**Problem details:** In the answer, each line of the listing should appear again unchanged.

**Data records:**
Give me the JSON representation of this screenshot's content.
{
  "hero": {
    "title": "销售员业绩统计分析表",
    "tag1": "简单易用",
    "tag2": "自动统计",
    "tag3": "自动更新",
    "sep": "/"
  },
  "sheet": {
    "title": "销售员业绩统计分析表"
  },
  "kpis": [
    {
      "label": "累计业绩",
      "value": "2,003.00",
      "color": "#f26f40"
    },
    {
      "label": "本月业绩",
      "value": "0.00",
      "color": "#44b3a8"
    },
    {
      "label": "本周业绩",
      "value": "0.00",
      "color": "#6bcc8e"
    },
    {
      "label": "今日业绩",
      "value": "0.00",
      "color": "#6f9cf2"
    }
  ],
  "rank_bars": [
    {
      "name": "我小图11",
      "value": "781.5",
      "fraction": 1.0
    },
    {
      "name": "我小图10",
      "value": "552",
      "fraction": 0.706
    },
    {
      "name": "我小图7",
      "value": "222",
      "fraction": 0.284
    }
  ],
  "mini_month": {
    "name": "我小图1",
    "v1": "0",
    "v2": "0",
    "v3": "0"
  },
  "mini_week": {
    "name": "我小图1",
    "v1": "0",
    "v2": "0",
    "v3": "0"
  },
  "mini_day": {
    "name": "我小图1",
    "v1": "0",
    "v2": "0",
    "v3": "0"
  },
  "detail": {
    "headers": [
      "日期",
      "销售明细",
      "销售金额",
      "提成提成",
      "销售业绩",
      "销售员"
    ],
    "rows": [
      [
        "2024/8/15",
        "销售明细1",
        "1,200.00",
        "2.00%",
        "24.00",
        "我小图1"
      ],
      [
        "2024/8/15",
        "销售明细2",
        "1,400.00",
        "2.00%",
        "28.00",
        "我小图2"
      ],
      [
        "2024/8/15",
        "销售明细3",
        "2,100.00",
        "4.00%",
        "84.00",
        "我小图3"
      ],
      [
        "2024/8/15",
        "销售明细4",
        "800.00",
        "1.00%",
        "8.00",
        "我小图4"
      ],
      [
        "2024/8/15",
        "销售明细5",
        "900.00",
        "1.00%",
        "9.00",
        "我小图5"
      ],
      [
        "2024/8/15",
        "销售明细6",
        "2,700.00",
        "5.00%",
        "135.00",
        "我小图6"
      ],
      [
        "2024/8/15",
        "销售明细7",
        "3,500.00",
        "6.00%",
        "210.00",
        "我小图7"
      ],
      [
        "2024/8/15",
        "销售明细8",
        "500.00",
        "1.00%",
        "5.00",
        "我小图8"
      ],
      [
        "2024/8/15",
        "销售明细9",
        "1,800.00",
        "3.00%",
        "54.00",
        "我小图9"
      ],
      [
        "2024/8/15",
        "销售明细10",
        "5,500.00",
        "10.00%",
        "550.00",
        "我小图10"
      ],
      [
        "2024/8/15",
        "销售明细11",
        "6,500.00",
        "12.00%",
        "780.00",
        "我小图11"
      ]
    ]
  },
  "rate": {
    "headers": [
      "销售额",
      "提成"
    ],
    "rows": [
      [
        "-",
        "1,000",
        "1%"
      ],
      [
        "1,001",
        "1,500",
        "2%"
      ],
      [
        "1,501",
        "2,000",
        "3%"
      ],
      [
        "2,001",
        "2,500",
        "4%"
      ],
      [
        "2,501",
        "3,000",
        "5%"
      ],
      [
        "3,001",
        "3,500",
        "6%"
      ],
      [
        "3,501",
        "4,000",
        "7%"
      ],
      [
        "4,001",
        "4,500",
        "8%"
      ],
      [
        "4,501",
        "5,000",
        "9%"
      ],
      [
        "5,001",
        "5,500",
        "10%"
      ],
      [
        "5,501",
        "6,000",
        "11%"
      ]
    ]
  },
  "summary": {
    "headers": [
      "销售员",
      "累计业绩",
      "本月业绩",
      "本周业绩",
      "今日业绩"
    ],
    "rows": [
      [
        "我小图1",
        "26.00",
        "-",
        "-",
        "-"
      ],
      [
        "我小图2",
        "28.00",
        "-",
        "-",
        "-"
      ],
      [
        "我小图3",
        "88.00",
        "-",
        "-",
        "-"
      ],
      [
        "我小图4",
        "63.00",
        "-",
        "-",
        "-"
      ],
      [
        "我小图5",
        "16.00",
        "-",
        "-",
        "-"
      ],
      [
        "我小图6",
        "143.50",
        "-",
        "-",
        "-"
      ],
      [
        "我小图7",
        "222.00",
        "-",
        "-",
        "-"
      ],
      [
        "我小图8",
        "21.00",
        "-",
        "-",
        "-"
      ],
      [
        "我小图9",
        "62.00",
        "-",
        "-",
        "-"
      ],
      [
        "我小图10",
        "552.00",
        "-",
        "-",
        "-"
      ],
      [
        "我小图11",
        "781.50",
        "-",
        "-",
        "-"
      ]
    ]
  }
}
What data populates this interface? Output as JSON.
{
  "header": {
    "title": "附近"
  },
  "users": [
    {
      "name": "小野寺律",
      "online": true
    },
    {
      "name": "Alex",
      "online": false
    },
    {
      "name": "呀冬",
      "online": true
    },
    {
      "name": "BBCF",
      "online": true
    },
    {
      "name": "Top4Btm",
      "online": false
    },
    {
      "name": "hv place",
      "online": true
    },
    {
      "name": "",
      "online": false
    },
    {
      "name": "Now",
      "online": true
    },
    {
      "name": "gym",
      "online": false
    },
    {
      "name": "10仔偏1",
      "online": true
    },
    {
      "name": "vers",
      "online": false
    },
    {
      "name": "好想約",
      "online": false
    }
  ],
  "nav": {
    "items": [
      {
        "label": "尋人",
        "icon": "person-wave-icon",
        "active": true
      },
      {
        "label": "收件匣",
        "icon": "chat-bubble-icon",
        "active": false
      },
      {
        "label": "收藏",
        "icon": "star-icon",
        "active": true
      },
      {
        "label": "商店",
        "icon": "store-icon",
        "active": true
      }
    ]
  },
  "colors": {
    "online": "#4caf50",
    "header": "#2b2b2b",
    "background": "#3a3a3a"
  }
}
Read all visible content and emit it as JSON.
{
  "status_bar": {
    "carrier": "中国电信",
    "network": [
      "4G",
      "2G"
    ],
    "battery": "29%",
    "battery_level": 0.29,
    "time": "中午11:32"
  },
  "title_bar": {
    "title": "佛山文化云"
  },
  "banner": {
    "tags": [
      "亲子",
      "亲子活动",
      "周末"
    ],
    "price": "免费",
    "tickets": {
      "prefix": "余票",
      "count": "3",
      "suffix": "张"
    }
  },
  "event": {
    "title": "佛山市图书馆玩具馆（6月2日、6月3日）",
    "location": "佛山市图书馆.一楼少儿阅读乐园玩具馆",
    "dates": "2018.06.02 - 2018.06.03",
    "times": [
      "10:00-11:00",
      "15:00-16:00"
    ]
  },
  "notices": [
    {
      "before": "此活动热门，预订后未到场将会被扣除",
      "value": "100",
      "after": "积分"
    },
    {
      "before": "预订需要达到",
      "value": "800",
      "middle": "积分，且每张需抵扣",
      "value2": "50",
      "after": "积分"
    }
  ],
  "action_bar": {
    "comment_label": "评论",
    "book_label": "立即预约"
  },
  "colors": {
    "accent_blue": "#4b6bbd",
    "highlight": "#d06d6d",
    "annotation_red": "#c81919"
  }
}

**Answer below:**
Give me the JSON representation of this screenshot's content.
{
  "hero": {
    "title": "销售员业绩统计分析表",
    "tag1": "简单易用",
    "tag2": "自动统计",
    "tag3": "自动更新",
    "sep": "/"
  },
  "sheet": {
    "title": "销售员业绩统计分析表"
  },
  "kpis": [
    {
      "label": "累计业绩",
      "value": "2,003.00",
      "color": "#f26f40"
    },
    {
      "label": "本月业绩",
      "value": "0.00",
      "color": "#44b3a8"
    },
    {
      "label": "本周业绩",
      "value": "0.00",
      "color": "#6bcc8e"
    },
    {
      "label": "今日业绩",
      "value": "0.00",
      "color": "#6f9cf2"
    }
  ],
  "rank_bars": [
    {
      "name": "我小图11",
      "value": "781.5",
      "fraction": 1.0
    },
    {
      "name": "我小图10",
      "value": "552",
      "fraction": 0.706
    },
    {
      "name": "我小图7",
      "value": "222",
      "fraction": 0.284
    }
  ],
  "mini_month": {
    "name": "我小图1",
    "v1": "0",
    "v2": "0",
    "v3": "0"
  },
  "mini_week": {
    "name": "我小图1",
    "v1": "0",
    "v2": "0",
    "v3": "0"
  },
  "mini_day": {
    "name": "我小图1",
    "v1": "0",
    "v2": "0",
    "v3": "0"
  },
  "detail": {
    "headers": [
      "日期",
      "销售明细",
      "销售金额",
      "提成提成",
      "销售业绩",
      "销售员"
    ],
    "rows": [
      [
        "2024/8/15",
        "销售明细1",
        "1,200.00",
        "2.00%",
        "24.00",
        "我小图1"
      ],
      [
        "2024/8/15",
        "销售明细2",
        "1,400.00",
        "2.00%",
        "28.00",
        "我小图2"
      ],
      [
        "2024/8/15",
        "销售明细3",
        "2,100.00",
        "4.00%",
        "84.00",
        "我小图3"
      ],
      [
        "2024/8/15",
        "销售明细4",
        "800.00",
        "1.00%",
        "8.00",
        "我小图4"
      ],
      [
        "2024/8/15",
        "销售明细5",
        "900.00",
        "1.00%",
        "9.00",
        "我小图5"
      ],
      [
        "2024/8/15",
        "销售明细6",
        "2,700.00",
        "5.00%",
        "135.00",
        "我小图6"
      ],
      [
        "2024/8/15",
        "销售明细7",
        "3,500.00",
        "6.00%",
        "210.00",
        "我小图7"
      ],
      [
        "2024/8/15",
        "销售明细8",
        "500.00",
        "1.00%",
        "5.00",
        "我小图8"
      ],
      [
        "2024/8/15",
        "销售明细9",
        "1,800.00",
        "3.00%",
        "54.00",
        "我小图9"
      ],
      [
        "2024/8/15",
        "销售明细10",
        "5,500.00",
        "10.00%",
        "550.00",
        "我小图10"
      ],
      [
        "2024/8/15",
        "销售明细11",
        "6,500.00",
        "12.00%",
        "780.00",
        "我小图11"
      ]
    ]
  },
  "rate": {
    "headers": [
      "销售额",
      "提成"
    ],
    "rows": [
      [
        "-",
        "1,000",
        "1%"
      ],
      [
        "1,001",
        "1,500",
        "2%"
      ],
      [
        "1,501",
        "2,000",
        "3%"
      ],
      [
        "2,001",
        "2,500",
        "4%"
      ],
      [
        "2,501",
        "3,000",
        "5%"
      ],
      [
        "3,001",
        "3,500",
        "6%"
      ],
      [
        "3,501",
        "4,000",
        "7%"
      ],
      [
        "4,001",
        "4,500",
        "8%"
      ],
      [
        "4,501",
        "5,000",
        "9%"
      ],
      [
        "5,001",
        "5,500",
        "10%"
      ],
      [
        "5,501",
        "6,000",
        "11%"
      ]
    ]
  },
  "summary": {
    "headers": [
      "销售员",
      "累计业绩",
      "本月业绩",
      "本周业绩",
      "今日业绩"
    ],
    "rows": [
      [
        "我小图1",
        "26.00",
        "-",
        "-",
        "-"
      ],
      [
        "我小图2",
        "28.00",
        "-",
        "-",
        "-"
      ],
      [
        "我小图3",
        "88.00",
        "-",
        "-",
        "-"
      ],
      [
        "我小图4",
        "63.00",
        "-",
        "-",
        "-"
      ],
      [
        "我小图5",
        "16.00",
        "-",
        "-",
        "-"
      ],
      [
        "我小图6",
        "143.50",
        "-",
        "-",
        "-"
      ],
      [
        "我小图7",
        "222.00",
        "-",
        "-",
        "-"
      ],
      [
        "我小图8",
        "21.00",
        "-",
        "-",
        "-"
      ],
      [
        "我小图9",
        "62.00",
        "-",
        "-",
        "-"
      ],
      [
        "我小图10",
        "552.00",
        "-",
        "-",
        "-"
      ],
      [
        "我小图11",
        "781.50",
        "-",
        "-",
        "-"
      ]
    ]
  }
}
What data populates this interface? Output as JSON.
{
  "header": {
    "title": "附近"
  },
  "users": [
    {
      "name": "小野寺律",
      "online": true
    },
    {
      "name": "Alex",
      "online": false
    },
    {
      "name": "呀冬",
      "online": true
    },
    {
      "name": "BBCF",
      "online": true
    },
    {
      "name": "Top4Btm",
      "online": false
    },
    {
      "name": "hv place",
      "online": true
    },
    {
      "name": "",
      "online": false
    },
    {
      "name": "Now",
      "online": true
    },
    {
      "name": "gym",
      "online": false
    },
    {
      "name": "10仔偏1",
      "online": true
    },
    {
      "name": "vers",
      "online": false
    },
    {
      "name": "好想約",
      "online": false
    }
  ],
  "nav": {
    "items": [
      {
        "label": "尋人",
        "icon": "person-wave-icon",
        "active": true
      },
      {
        "label": "收件匣",
        "icon": "chat-bubble-icon",
        "active": false
      },
      {
        "label": "收藏",
        "icon": "star-icon",
        "active": true
      },
      {
        "label": "商店",
        "icon": "store-icon",
        "active": true
      }
    ]
  },
  "colors": {
    "online": "#4caf50",
    "header": "#2b2b2b",
    "background": "#3a3a3a"
  }
}
Read all visible content and emit it as JSON.
{
  "status_bar": {
    "carrier": "中国电信",
    "network": [
      "4G",
      "2G"
    ],
    "battery": "29%",
    "battery_level": 0.29,
    "time": "中午11:32"
  },
  "title_bar": {
    "title": "佛山文化云"
  },
  "banner": {
    "tags": [
      "亲子",
      "亲子活动",
      "周末"
    ],
    "price": "免费",
    "tickets": {
      "prefix": "余票",
      "count": "3",
      "suffix": "张"
    }
  },
  "event": {
    "title": "佛山市图书馆玩具馆（6月2日、6月3日）",
    "location": "佛山市图书馆.一楼少儿阅读乐园玩具馆",
    "dates": "2018.06.02 - 2018.06.03",
    "times": [
      "10:00-11:00",
      "15:00-16:00"
    ]
  },
  "notices": [
    {
      "before": "此活动热门，预订后未到场将会被扣除",
      "value": "100",
      "after": "积分"
    },
    {
      "before": "预订需要达到",
      "value": "800",
      "middle": "积分，且每张需抵扣",
      "value2": "50",
      "after": "积分"
    }
  ],
  "action_bar": {
    "comment_label": "评论",
    "book_label": "立即预约"
  },
  "colors": {
    "accent_blue": "#4b6bbd",
    "highlight": "#d06d6d",
    "annotation_red": "#c81919"
  }
}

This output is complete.